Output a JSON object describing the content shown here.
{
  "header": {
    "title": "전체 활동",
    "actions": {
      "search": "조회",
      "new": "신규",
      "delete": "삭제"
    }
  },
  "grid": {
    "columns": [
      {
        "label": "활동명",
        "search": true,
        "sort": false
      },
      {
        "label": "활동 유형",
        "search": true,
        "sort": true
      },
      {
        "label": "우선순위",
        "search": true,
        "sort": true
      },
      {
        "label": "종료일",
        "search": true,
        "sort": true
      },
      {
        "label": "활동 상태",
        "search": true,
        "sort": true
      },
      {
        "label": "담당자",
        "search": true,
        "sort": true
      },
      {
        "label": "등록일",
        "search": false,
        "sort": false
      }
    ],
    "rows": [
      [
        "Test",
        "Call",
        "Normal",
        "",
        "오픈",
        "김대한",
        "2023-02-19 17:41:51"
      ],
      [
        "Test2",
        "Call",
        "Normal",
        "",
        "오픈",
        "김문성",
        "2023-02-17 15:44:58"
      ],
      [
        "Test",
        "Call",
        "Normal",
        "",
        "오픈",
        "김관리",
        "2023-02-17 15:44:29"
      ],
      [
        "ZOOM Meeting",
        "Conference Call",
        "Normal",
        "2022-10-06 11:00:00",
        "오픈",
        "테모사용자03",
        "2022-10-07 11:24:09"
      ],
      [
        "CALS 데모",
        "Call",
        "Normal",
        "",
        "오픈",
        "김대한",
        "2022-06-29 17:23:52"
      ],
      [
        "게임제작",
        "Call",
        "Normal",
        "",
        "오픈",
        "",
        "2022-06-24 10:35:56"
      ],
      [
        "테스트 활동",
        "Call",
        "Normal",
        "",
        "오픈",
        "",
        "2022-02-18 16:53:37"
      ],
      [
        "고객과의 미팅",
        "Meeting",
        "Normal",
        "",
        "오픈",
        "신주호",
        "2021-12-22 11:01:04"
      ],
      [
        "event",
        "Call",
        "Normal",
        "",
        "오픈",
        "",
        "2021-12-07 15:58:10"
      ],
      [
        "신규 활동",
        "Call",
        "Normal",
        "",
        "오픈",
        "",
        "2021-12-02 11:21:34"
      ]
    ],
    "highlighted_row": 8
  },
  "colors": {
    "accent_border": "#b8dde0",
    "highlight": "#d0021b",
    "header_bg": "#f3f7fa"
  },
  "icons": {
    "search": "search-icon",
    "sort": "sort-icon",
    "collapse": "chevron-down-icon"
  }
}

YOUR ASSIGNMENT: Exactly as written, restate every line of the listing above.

WRITTEN RESPONSE:
Output a JSON object describing the content shown here.
{
  "header": {
    "title": "전체 활동",
    "actions": {
      "search": "조회",
      "new": "신규",
      "delete": "삭제"
    }
  },
  "grid": {
    "columns": [
      {
        "label": "활동명",
        "search": true,
        "sort": false
      },
      {
        "label": "활동 유형",
        "search": true,
        "sort": true
      },
      {
        "label": "우선순위",
        "search": true,
        "sort": true
      },
      {
        "label": "종료일",
        "search": true,
        "sort": true
      },
      {
        "label": "활동 상태",
        "search": true,
        "sort": true
      },
      {
        "label": "담당자",
        "search": true,
        "sort": true
      },
      {
        "label": "등록일",
        "search": false,
        "sort": false
      }
    ],
    "rows": [
      [
        "Test",
        "Call",
        "Normal",
        "",
        "오픈",
        "김대한",
        "2023-02-19 17:41:51"
      ],
      [
        "Test2",
        "Call",
        "Normal",
        "",
        "오픈",
        "김문성",
        "2023-02-17 15:44:58"
      ],
      [
        "Test",
        "Call",
        "Normal",
        "",
        "오픈",
        "김관리",
        "2023-02-17 15:44:29"
      ],
      [
        "ZOOM Meeting",
        "Conference Call",
        "Normal",
        "2022-10-06 11:00:00",
        "오픈",
        "테모사용자03",
        "2022-10-07 11:24:09"
      ],
      [
        "CALS 데모",
        "Call",
        "Normal",
        "",
        "오픈",
        "김대한",
        "2022-06-29 17:23:52"
      ],
      [
        "게임제작",
        "Call",
        "Normal",
        "",
        "오픈",
        "",
        "2022-06-24 10:35:56"
      ],
      [
        "테스트 활동",
        "Call",
        "Normal",
        "",
        "오픈",
        "",
        "2022-02-18 16:53:37"
      ],
      [
        "고객과의 미팅",
        "Meeting",
        "Normal",
        "",
        "오픈",
        "신주호",
        "2021-12-22 11:01:04"
      ],
      [
        "event",
        "Call",
        "Normal",
        "",
        "오픈",
        "",
        "2021-12-07 15:58:10"
      ],
      [
        "신규 활동",
        "Call",
        "Normal",
        "",
        "오픈",
        "",
        "2021-12-02 11:21:34"
      ]
    ],
    "highlighted_row": 8
  },
  "colors": {
    "accent_border": "#b8dde0",
    "highlight": "#d0021b",
    "header_bg": "#f3f7fa"
  },
  "icons": {
    "search": "search-icon",
    "sort": "sort-icon",
    "collapse": "chevron-down-icon"
  }
}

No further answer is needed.